Research & Development and Engineering

Investing in Tomorrow

OST’s R&D programs are driven by a desire to improve the safety of our citizens and warfighters while efficiently using taxpayer dollars. From conducting experiments in areas such as spectrum engineering to evaluating emerging technology in support of the Next Generation Air Transportation System, our technology and engineering leadership was built on substantial, above-average investments in laboratory tools and equipment, and that investment continues today.

Our R&D and engineering activities include:

  • Performing studies, analyses and experimentation in both laboratory and non-laboratory environments as required for science, engineering, and technology efforts.
  • Evaluating unproven technology applications and identifying potential risks.
  • Providing drawing and documentation support service as required by applicable task orders.
  • Assessing manufacturing, production methods, and inspection and test plans.

How We Do it

OST’s years of experience and industry-certified processes have given us a track record of on-time, on-cost systems delivery and performance milestones for many federal customers. We succeed because we combine Subject Matter Experts (SMEs) with team members who will challenge their thinking. We bring in domain experts from other fields with similar education, but different experience to work with our SMEs to challenge the status quo. Driven by our mission-oriented culture, these diverse teams bring to every complex problem a deep understanding of the customer, their missions, engineering best practices, and technological and system constraints. By encouraging cross-discipline knowledge sharing among our SMEs and practitioners — and funding the research and development needed to create new solutions with emerging technology — OST will remain an industry leader federal customers can count on.

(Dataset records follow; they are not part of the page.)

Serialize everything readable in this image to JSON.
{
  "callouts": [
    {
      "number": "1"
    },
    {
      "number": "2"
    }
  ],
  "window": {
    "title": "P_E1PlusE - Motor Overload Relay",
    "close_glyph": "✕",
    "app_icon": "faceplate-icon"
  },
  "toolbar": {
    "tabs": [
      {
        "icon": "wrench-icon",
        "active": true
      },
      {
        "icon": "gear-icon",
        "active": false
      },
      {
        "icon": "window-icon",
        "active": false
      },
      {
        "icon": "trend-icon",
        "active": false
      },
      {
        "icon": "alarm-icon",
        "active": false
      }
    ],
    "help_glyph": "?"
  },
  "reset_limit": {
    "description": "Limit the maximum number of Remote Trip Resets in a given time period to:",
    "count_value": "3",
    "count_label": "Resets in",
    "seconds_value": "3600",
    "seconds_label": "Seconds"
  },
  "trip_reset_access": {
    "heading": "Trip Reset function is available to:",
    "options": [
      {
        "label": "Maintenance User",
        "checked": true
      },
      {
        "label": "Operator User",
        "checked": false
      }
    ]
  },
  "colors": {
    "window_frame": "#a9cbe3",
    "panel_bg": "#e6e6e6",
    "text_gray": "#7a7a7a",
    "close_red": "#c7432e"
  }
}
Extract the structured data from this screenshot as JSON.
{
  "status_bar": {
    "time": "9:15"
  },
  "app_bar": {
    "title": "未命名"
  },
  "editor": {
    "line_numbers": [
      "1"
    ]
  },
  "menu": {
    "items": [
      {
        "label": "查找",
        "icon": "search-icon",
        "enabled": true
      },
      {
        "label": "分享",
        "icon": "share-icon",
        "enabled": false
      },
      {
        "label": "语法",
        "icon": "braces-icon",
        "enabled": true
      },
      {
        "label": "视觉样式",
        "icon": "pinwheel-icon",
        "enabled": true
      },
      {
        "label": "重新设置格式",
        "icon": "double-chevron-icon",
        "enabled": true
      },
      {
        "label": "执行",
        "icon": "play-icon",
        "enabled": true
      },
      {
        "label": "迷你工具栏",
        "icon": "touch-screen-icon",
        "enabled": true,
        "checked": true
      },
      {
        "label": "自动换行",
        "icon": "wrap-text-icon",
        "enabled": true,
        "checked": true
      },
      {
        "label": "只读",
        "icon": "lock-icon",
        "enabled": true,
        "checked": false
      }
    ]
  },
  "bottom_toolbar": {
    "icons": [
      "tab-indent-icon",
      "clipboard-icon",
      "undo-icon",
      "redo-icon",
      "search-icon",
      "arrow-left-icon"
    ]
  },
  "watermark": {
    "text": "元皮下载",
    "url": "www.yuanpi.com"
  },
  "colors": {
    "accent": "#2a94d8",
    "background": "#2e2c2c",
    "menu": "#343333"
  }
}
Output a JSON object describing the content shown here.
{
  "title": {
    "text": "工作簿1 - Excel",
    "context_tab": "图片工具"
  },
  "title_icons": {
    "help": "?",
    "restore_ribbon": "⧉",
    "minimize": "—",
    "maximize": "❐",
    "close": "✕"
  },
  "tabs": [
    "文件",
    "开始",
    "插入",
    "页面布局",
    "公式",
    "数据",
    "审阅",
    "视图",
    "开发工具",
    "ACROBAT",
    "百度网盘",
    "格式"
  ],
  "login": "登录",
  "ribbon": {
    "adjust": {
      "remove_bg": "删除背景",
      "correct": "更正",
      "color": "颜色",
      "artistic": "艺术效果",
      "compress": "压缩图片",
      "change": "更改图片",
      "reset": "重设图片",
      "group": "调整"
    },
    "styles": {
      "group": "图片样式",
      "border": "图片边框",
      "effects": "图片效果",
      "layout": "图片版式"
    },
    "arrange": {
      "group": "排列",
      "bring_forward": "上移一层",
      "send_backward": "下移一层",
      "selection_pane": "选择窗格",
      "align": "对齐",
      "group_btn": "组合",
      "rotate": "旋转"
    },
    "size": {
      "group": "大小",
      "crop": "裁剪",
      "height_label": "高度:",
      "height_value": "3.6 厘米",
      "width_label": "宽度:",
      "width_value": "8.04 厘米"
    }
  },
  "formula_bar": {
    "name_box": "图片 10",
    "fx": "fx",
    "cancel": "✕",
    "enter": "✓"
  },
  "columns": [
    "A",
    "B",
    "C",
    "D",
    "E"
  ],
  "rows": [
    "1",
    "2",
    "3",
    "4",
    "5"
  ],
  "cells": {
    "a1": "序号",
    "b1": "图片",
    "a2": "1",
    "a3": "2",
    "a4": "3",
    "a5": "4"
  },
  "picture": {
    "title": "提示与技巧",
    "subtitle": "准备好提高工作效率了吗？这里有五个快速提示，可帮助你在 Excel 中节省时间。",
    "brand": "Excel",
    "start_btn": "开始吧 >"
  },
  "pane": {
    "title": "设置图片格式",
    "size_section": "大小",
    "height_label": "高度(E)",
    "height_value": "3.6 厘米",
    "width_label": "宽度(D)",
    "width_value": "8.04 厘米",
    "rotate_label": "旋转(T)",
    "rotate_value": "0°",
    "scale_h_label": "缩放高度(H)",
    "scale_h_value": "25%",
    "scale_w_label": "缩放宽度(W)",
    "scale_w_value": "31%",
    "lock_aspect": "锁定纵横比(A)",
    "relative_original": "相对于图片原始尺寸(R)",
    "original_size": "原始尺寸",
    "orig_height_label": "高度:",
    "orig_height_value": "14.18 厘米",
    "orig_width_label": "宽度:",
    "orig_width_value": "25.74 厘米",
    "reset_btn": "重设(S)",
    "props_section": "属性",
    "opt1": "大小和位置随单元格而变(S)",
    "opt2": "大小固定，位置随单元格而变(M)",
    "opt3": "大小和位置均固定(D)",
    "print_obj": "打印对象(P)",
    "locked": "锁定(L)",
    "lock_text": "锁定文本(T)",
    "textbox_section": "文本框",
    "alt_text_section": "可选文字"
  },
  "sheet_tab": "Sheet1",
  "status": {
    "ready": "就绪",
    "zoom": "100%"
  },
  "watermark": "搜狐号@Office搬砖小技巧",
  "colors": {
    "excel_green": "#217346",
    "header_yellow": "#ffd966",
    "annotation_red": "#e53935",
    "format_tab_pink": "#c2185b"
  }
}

OST proposed a new IDLM (Interference, Detection, Location, and Mitigation) program to assist Air Traffic Control System Command Centers (ATCSCC) in managing the national airspace (NAS) at a cost that was one-fifth of that proposed by a large systems integrator. This gave the government the potential to save $500 million in implementation costs across US airports.